Age of majority pertains solely to the acquisition of control over one's person, decisions and actions, and the correlative termination of the legal authority of the parents (or guardian(s), in lieu of parent(s)) over the child’s person and affairs generally.

Many ages of license are correlated to the age of majority, but they are nonetheless legally distinct concepts. One need not have attained the age of majority to have permission to exercise certain rights and responsibilities. Some ages of license are actually higher than the age of majority. For example, the age of license to purchase alcoholic beverages is 21 in all U.S. states. Another example is the voting age, which prior to the 1970s was 21, while the age of majority was 18 in most states. In the Republic of Ireland the age of majority is 18, but one must be over 21 years of age to stand for election to the Houses of the Oireachtas.[3] Also, in Portugal the age of majority is 18, but one must be at least 25 years of age to run for public office.[4] A child who is legally emancipated by a court of competent jurisdiction automatically attains to their maturity upon the signing of the court order. Only emancipation confers the status of maturity before a person has actually reached the age of majority.

In almost all places, minors who are married are automatically emancipated. Some places also do the same for minors who are in the armed forces or who have a certain degree or diploma.[5]

Civil law[edit]

In many countries minors can be emancipated: depending on jurisdiction, this may happen through acts such as marriage, attaining economic self-sufficiency, obtaining an educational degree or diploma, or participating in a form of military service.

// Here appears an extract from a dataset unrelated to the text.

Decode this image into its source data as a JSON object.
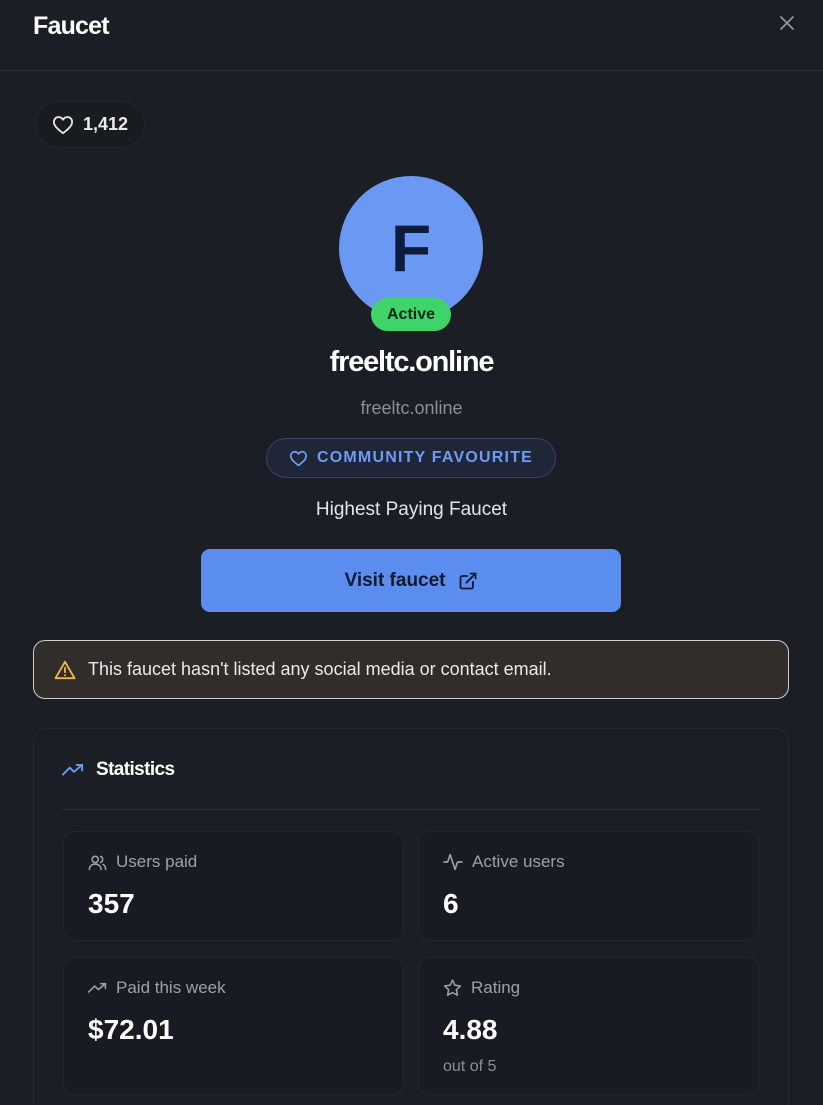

In the United States, all states have some form of emancipation of minors.[6]

The following list the age of majority in countries (or administrative divisions) in the order of lowest to highest: